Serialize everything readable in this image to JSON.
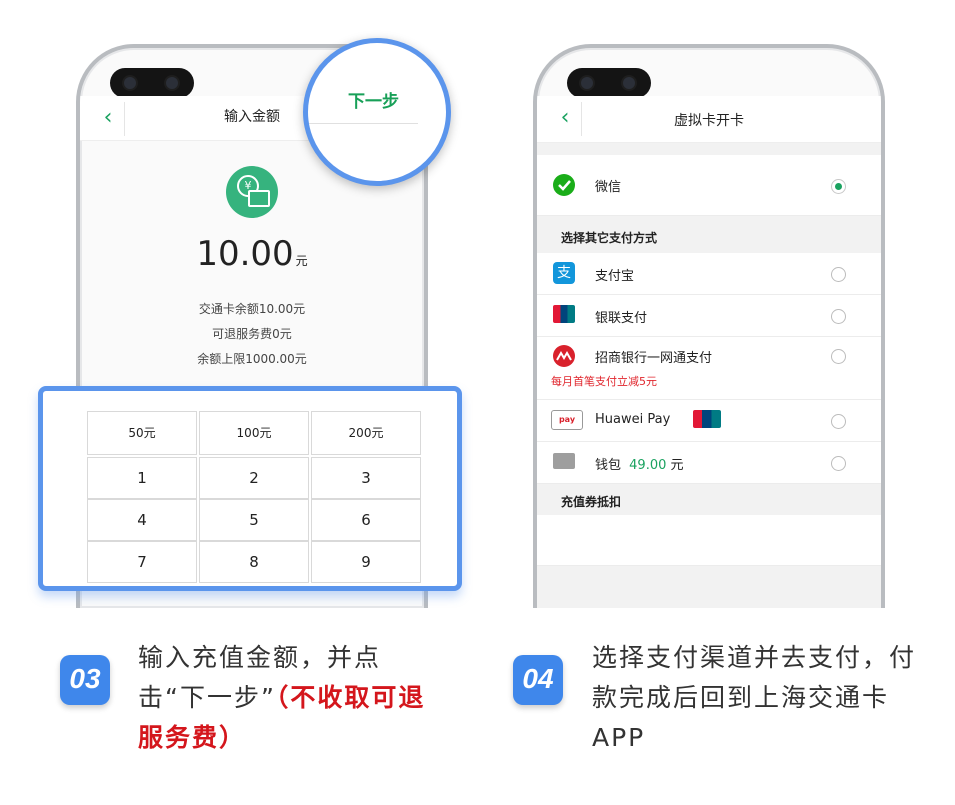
{
  "phone1": {
    "title": "输入金额",
    "back": "‹",
    "next": "下一步",
    "amount_value": "10.00",
    "amount_unit": "元",
    "info_lines": [
      "交通卡余额10.00元",
      "可退服务费0元",
      "余额上限1000.00元"
    ],
    "quick_amounts": [
      "50元",
      "100元",
      "200元"
    ],
    "keys": [
      "1",
      "2",
      "3",
      "4",
      "5",
      "6",
      "7",
      "8",
      "9"
    ]
  },
  "phone2": {
    "title": "虚拟卡开卡",
    "back": "‹",
    "wechat_label": "微信",
    "section_other": "选择其它支付方式",
    "methods": [
      {
        "label": "支付宝",
        "icon": "alipay-icon"
      },
      {
        "label": "银联支付",
        "icon": "unionpay-icon"
      },
      {
        "label": "招商银行一网通支付",
        "icon": "cmb-icon"
      }
    ],
    "promo": "每月首笔支付立减5元",
    "huawei_pay_label": "Huawei Pay",
    "wallet_label": "钱包",
    "wallet_amount": "49.00",
    "wallet_unit": "元",
    "section_coupon": "充值券抵扣"
  },
  "steps": [
    {
      "number": "03",
      "text_main": "输入充值金额，并点击“下一步”",
      "text_red": "（不收取可退服务费）"
    },
    {
      "number": "04",
      "text_main": "选择支付渠道并去支付，付款完成后回到上海交通卡APP"
    }
  ],
  "colors": {
    "accent_blue": "#5b95ec",
    "green": "#1aa260",
    "red": "#d4161c",
    "badge": "#3f87eb"
  }
}
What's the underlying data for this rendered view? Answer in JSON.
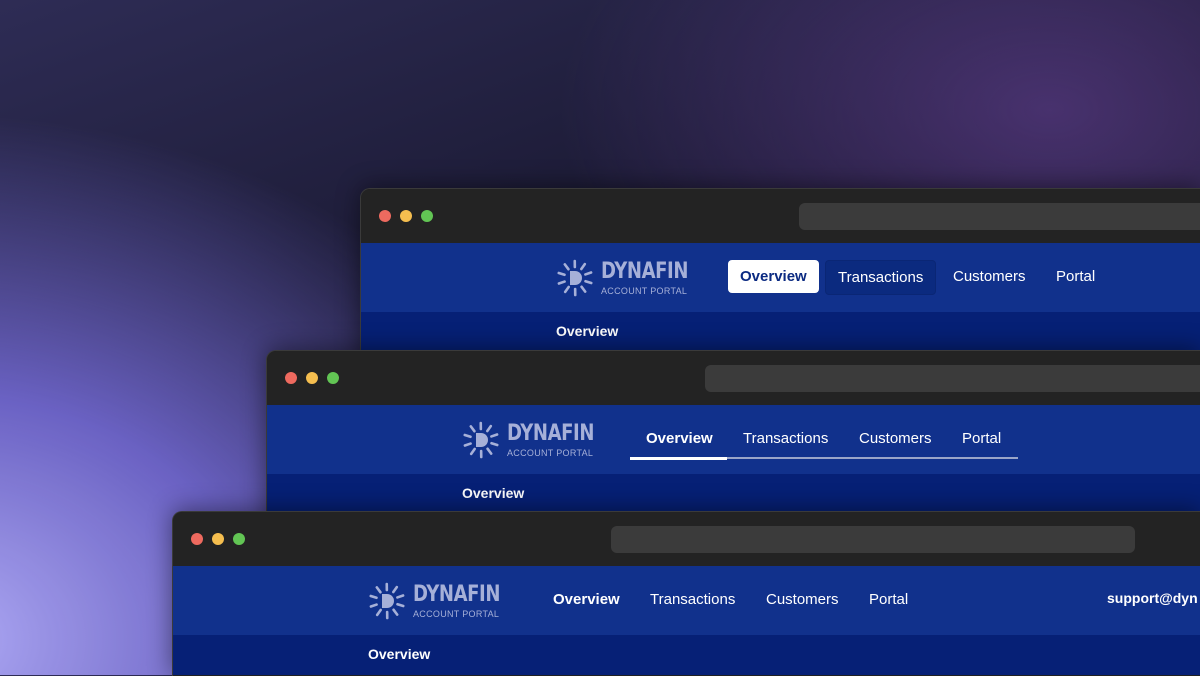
{
  "colors": {
    "titlebar": "#232323",
    "urlbar": "#3b3b3b",
    "navbar": "#11318c",
    "subbar": "#062076",
    "active_tab_bg": "#ffffff",
    "active_tab_text": "#0b2a82",
    "hover_tab_bg": "#0b2a7f",
    "nav_text": "#ffffff",
    "logo_color": "#a6b0d8",
    "tab_line": "#9aa5c8",
    "tl_red": "#ee6a5f",
    "tl_yellow": "#f5be4f",
    "tl_green": "#62c554"
  },
  "brand": {
    "name": "DYNAFIN",
    "tagline": "ACCOUNT PORTAL",
    "icon": "sun-d-logo-icon"
  },
  "windows": [
    {
      "variant": "pill-tabs",
      "nav": [
        {
          "label": "Overview",
          "state": "active"
        },
        {
          "label": "Transactions",
          "state": "hover"
        },
        {
          "label": "Customers",
          "state": "default"
        },
        {
          "label": "Portal",
          "state": "default"
        }
      ],
      "page_title": "Overview"
    },
    {
      "variant": "underline-tabs",
      "nav": [
        {
          "label": "Overview",
          "state": "active"
        },
        {
          "label": "Transactions",
          "state": "default"
        },
        {
          "label": "Customers",
          "state": "default"
        },
        {
          "label": "Portal",
          "state": "default"
        }
      ],
      "page_title": "Overview"
    },
    {
      "variant": "plain-links",
      "nav": [
        {
          "label": "Overview",
          "state": "active"
        },
        {
          "label": "Transactions",
          "state": "default"
        },
        {
          "label": "Customers",
          "state": "default"
        },
        {
          "label": "Portal",
          "state": "default"
        }
      ],
      "support_email": "support@dyn",
      "page_title": "Overview"
    }
  ]
}
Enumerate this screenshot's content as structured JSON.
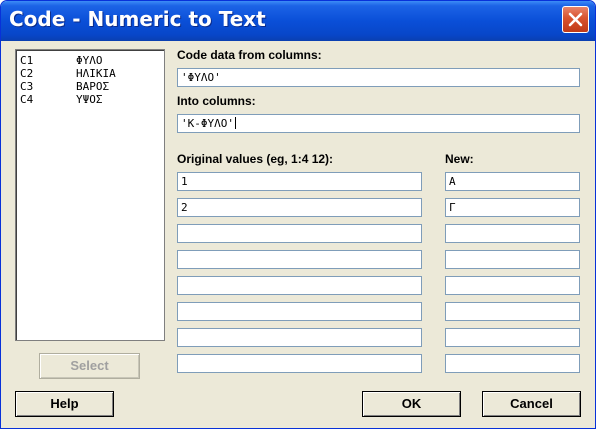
{
  "window": {
    "title": "Code - Numeric to Text"
  },
  "columns_list": [
    {
      "id": "C1",
      "name": "ΦΥΛΟ"
    },
    {
      "id": "C2",
      "name": "ΗΛΙΚΙΑ"
    },
    {
      "id": "C3",
      "name": "ΒΑΡΟΣ"
    },
    {
      "id": "C4",
      "name": "ΥΨΟΣ"
    }
  ],
  "form": {
    "code_from_label": "Code data from columns:",
    "code_from_value": "'ΦΥΛΟ'",
    "into_label": "Into columns:",
    "into_value": "'Κ-ΦΥΛΟ'",
    "original_label": "Original values (eg, 1:4 12):",
    "new_label": "New:",
    "rows": [
      {
        "original": "1",
        "new": "Α"
      },
      {
        "original": "2",
        "new": "Γ"
      },
      {
        "original": "",
        "new": ""
      },
      {
        "original": "",
        "new": ""
      },
      {
        "original": "",
        "new": ""
      },
      {
        "original": "",
        "new": ""
      },
      {
        "original": "",
        "new": ""
      },
      {
        "original": "",
        "new": ""
      }
    ]
  },
  "buttons": {
    "select": "Select",
    "help": "Help",
    "ok": "OK",
    "cancel": "Cancel"
  },
  "colors": {
    "titlebar": "#0a4fd8",
    "dialog_bg": "#ece9d8",
    "close_button": "#d8522e",
    "field_border": "#7f9db9"
  },
  "icons": {
    "close": "close-icon"
  }
}
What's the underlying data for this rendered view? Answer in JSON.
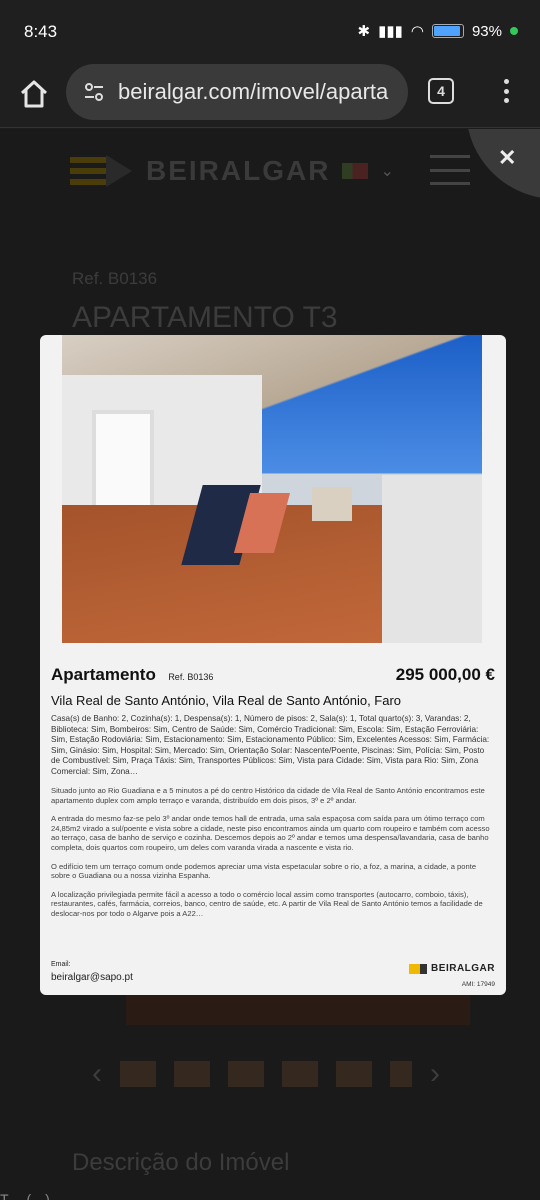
{
  "status": {
    "time": "8:43",
    "battery": "93",
    "battery_suffix": "%",
    "battery_level": 0.93
  },
  "browser": {
    "url": "beiralgar.com/imovel/aparta",
    "tab_count": "4"
  },
  "site": {
    "logo": "BEIRALGAR",
    "ref": "Ref. B0136",
    "title": "APARTAMENTO T3",
    "description_heading": "Descrição do Imóvel",
    "footer_partial": "T…        (…)"
  },
  "card": {
    "type": "Apartamento",
    "ref": "Ref. B0136",
    "price": "295 000,00 €",
    "location": "Vila Real de Santo António, Vila Real de Santo António, Faro",
    "features": "Casa(s) de Banho: 2, Cozinha(s): 1, Despensa(s): 1, Número de pisos: 2, Sala(s): 1, Total quarto(s): 3, Varandas: 2, Biblioteca: Sim, Bombeiros: Sim, Centro de Saúde: Sim, Comércio Tradicional: Sim, Escola: Sim, Estação Ferroviária: Sim, Estação Rodoviária: Sim, Estacionamento: Sim, Estacionamento Público: Sim, Excelentes Acessos: Sim, Farmácia: Sim, Ginásio: Sim, Hospital: Sim, Mercado: Sim, Orientação Solar: Nascente/Poente, Piscinas: Sim, Polícia: Sim, Posto de Combustível: Sim, Praça Táxis: Sim, Transportes Públicos: Sim, Vista para Cidade: Sim, Vista para Rio: Sim, Zona Comercial: Sim, Zona…",
    "desc1": "Situado junto ao Rio Guadiana e a 5 minutos a pé do centro Histórico da cidade de Vila Real de Santo António encontramos este apartamento duplex com amplo terraço e varanda, distribuído em dois pisos, 3º e 2º andar.",
    "desc2": "A entrada do mesmo faz-se pelo 3º andar onde temos hall de entrada, uma sala espaçosa com saída para um ótimo terraço com 24,85m2 virado a sul/poente e vista sobre a cidade, neste piso encontramos ainda um quarto com roupeiro e também com acesso ao terraço, casa de banho de serviço e cozinha. Descemos depois ao 2º andar e temos uma despensa/lavandaria, casa de banho completa, dois quartos com roupeiro, um deles com varanda virada a nascente e vista rio.",
    "desc3": "O edifício tem um terraço comum onde podemos apreciar uma vista espetacular sobre o rio, a foz, a marina, a cidade, a ponte sobre o Guadiana ou a nossa vizinha Espanha.",
    "desc4": "A localização privilegiada permite fácil a acesso a todo o comércio local assim como transportes (autocarro, comboio, táxis), restaurantes, cafés, farmácia, correios, banco, centro de saúde, etc. A partir de Vila Real de Santo António temos a facilidade de deslocar-nos por todo o Algarve pois a A22…",
    "email_label": "Email:",
    "email": "beiralgar@sapo.pt",
    "logo": "BEIRALGAR",
    "ami": "AMI: 17949"
  }
}
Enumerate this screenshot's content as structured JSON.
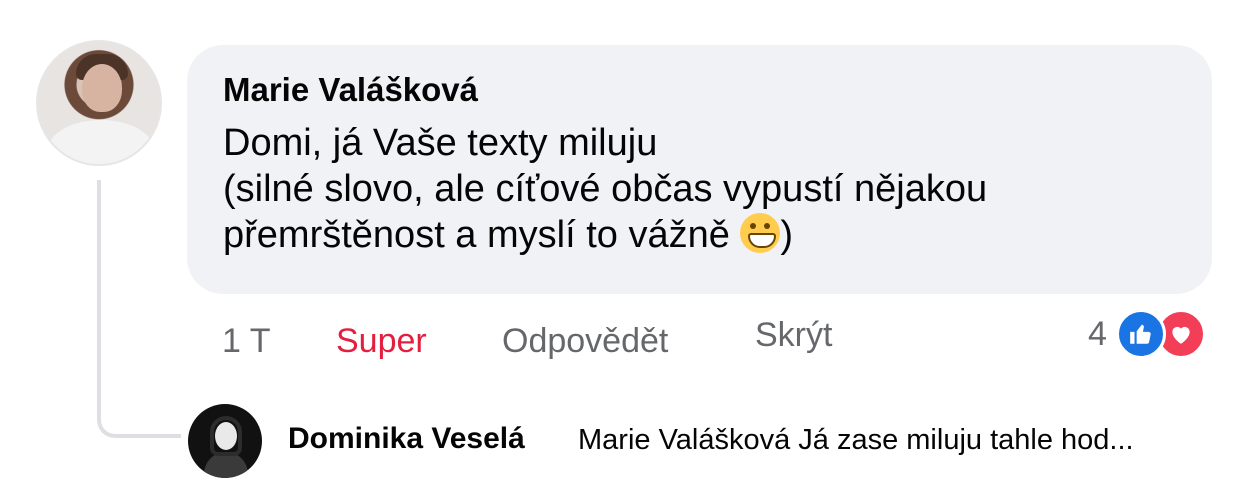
{
  "comment": {
    "author": "Marie Valášková",
    "text_lines": [
      "Domi, já Vaše texty miluju",
      "(silné slovo, ale cíťové občas vypustí nějakou",
      "přemrštěnost a myslí to vážně"
    ],
    "text_suffix": ")",
    "emoji": "grinning-face-with-big-eyes"
  },
  "actions": {
    "time": "1 T",
    "reaction_label": "Super",
    "reply_label": "Odpovědět",
    "hide_label": "Skrýt"
  },
  "reactions": {
    "count": "4",
    "types": [
      "like",
      "love"
    ],
    "colors": {
      "like": "#1b74e4",
      "love": "#f33e58"
    }
  },
  "reply": {
    "author": "Dominika Veselá",
    "preview": "Marie Valášková Já zase miluju tahle hod..."
  },
  "colors": {
    "bubble": "#f0f2f5",
    "accent_reaction": "#e41e3f",
    "secondary_text": "#65676b"
  }
}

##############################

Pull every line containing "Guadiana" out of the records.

    "desc1": "Situado junto ao Rio Guadiana e a 5 minutos a pé do centro Histórico da cidade de Vila Real de Santo António encontramos este apartamento duplex com amplo terraço e varanda, distribuído em dois pisos, 3º e 2º andar.",
    "desc3": "O edifício tem um terraço comum onde podemos apreciar uma vista espetacular sobre o rio, a foz, a marina, a cidade, a ponte sobre o Guadiana ou a nossa vizinha Espanha.",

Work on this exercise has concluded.